- This is likely worsen Kenya’s credit standing, a move that will see the country struggle to secure loans from the international market
- In May, the agency changed the country's outlook on the Government of Kenya's ratings to negative from stable
Kenya is among 65 countries in the world whose sovereign credit worthiness will maintain the negative status next year, according to the 2021 Moody’s Sovereign Outlook.
The credit rating agency attributes this to negative effects of coronavirus, which has weighed down economic activities, government finances and complicated policy choices.
According to the outlook released Wednesday, 65 (60 per cent) of Kenya's 108 sovereign rating actions have been negative – a higher proportion than in 2019 (20 per cent) and 2018 (30 per cent).
It adds that almost a third (33) of all rating actions in 2020 were downgrades, the highest tally since the actions taken in 2016 in response to the previous oil price shock.
"Over the near term, sovereigns with low credit ratings will be the most adversely affected given their lower economic and institutional strength as well as their more limited access to funding,’’ the report reads.
The report says that Covid-19 associated expenditures and loss of revenue has led to widening fiscal deficits and record-high debt levels.
“Monetary policy settings have also loosened around the globe to help minimise the economic shock and to sustain the liquidity of financial markets following the initial crunch,’’ says Moody’s.
Kenya has been forced to expand its expenditure for the current financial year by almost Sh200 billion amid a projected drop in revenue collection.
In the 2020 Budget Review and Outlook Paper, the exchequer has raised expenditure for the year to Sh2.92 trillion up from Sh2.76 trillion.
To cover the deficit, the country plans to borrow just above Sh1 trillion up from Sh840 billion as earlier planned.
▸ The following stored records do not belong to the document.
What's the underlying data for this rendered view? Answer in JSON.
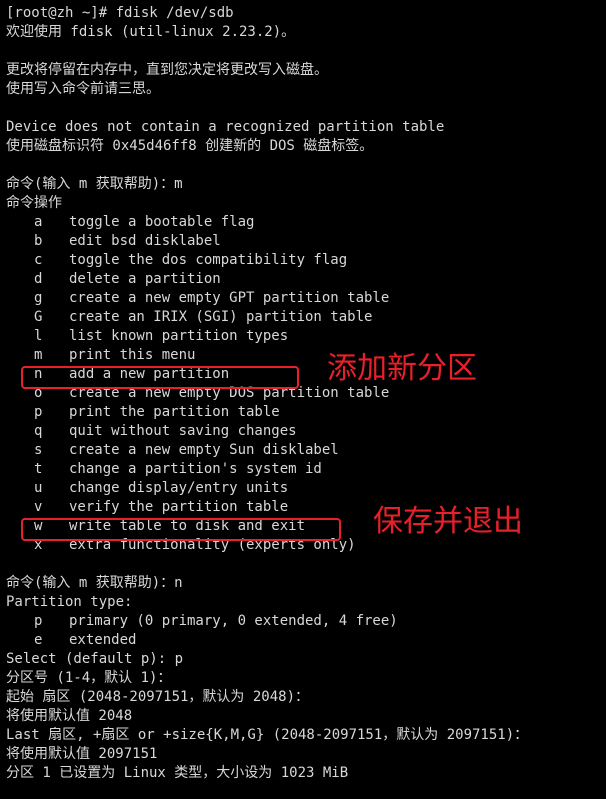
{
  "terminal": {
    "header": [
      "[root@zh ~]# fdisk /dev/sdb",
      "欢迎使用 fdisk (util-linux 2.23.2)。",
      "",
      "更改将停留在内存中，直到您决定将更改写入磁盘。",
      "使用写入命令前请三思。",
      "",
      "Device does not contain a recognized partition table",
      "使用磁盘标识符 0x45d46ff8 创建新的 DOS 磁盘标签。",
      "",
      "命令(输入 m 获取帮助)：m",
      "命令操作"
    ],
    "menu": [
      {
        "key": "a",
        "desc": "toggle a bootable flag"
      },
      {
        "key": "b",
        "desc": "edit bsd disklabel"
      },
      {
        "key": "c",
        "desc": "toggle the dos compatibility flag"
      },
      {
        "key": "d",
        "desc": "delete a partition"
      },
      {
        "key": "g",
        "desc": "create a new empty GPT partition table"
      },
      {
        "key": "G",
        "desc": "create an IRIX (SGI) partition table"
      },
      {
        "key": "l",
        "desc": "list known partition types"
      },
      {
        "key": "m",
        "desc": "print this menu"
      },
      {
        "key": "n",
        "desc": "add a new partition"
      },
      {
        "key": "o",
        "desc": "create a new empty DOS partition table"
      },
      {
        "key": "p",
        "desc": "print the partition table"
      },
      {
        "key": "q",
        "desc": "quit without saving changes"
      },
      {
        "key": "s",
        "desc": "create a new empty Sun disklabel"
      },
      {
        "key": "t",
        "desc": "change a partition's system id"
      },
      {
        "key": "u",
        "desc": "change display/entry units"
      },
      {
        "key": "v",
        "desc": "verify the partition table"
      },
      {
        "key": "w",
        "desc": "write table to disk and exit"
      },
      {
        "key": "x",
        "desc": "extra functionality (experts only)"
      }
    ],
    "after_menu": [
      "",
      "命令(输入 m 获取帮助)：n",
      "Partition type:"
    ],
    "partition_types": [
      {
        "key": "p",
        "desc": "primary (0 primary, 0 extended, 4 free)"
      },
      {
        "key": "e",
        "desc": "extended"
      }
    ],
    "footer": [
      "Select (default p): p",
      "分区号 (1-4，默认 1)：",
      "起始 扇区 (2048-2097151，默认为 2048)：",
      "将使用默认值 2048",
      "Last 扇区, +扇区 or +size{K,M,G} (2048-2097151，默认为 2097151)：",
      "将使用默认值 2097151",
      "分区 1 已设置为 Linux 类型，大小设为 1023 MiB"
    ]
  },
  "annotations": {
    "add_partition": "添加新分区",
    "save_exit": "保存并退出"
  },
  "colors": {
    "background": "#000000",
    "text": "#d8d8d8",
    "annotation": "#e8202a"
  }
}
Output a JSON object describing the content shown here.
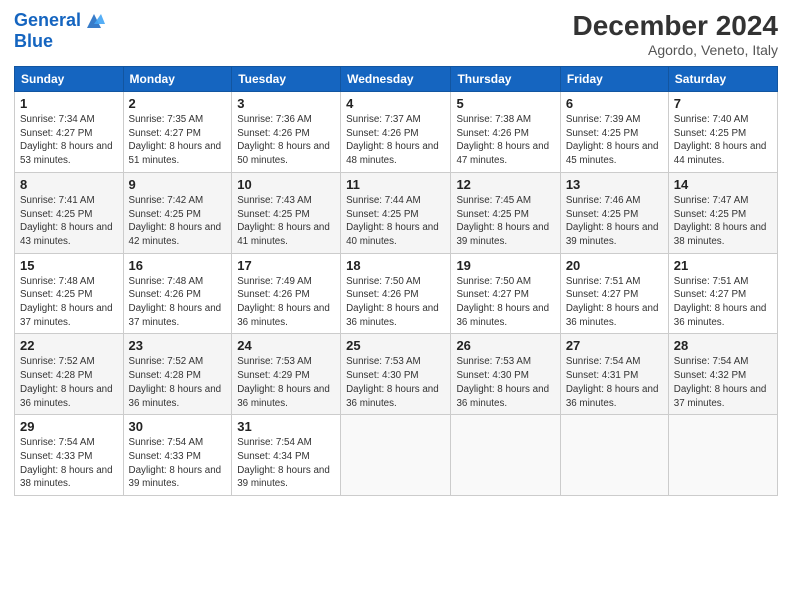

The new report is likely to worsen Kenya’s credit outlook, a move that will see the country struggle to secure loans from the international market or be loaned at higher rates to cover high risk.
It comes just five months after Moody's changed the outlook on the Government of Kenya's ratings to negative from stable affirming the country’s B2 issuer and senior unsecured ratings.
It attributes the negative score to the country’s rising financing risks posed by large gross borrowing requirements, which include amortisation of external bilateral debt and the need to refinance a large stock of short-term domestic debt.
Moody’s expects Covid-19 to continue weakening Kenya’s fiscal balance in the current financial year as weaker revenue collection and fiscal measures in response to the pandemic delay fiscal consolidation..
In July, Standard and Poor's (S&P) lowered the country’s sovereign credit outlook to ‘negative’ from ‘stable’, citing unstable economic growth due to coronavirus pandemic.
In May, IMF also raised Kenya’s risk of debt distress to high from moderate in a statement because of the costly impact of the worsening COVID-19 crisis.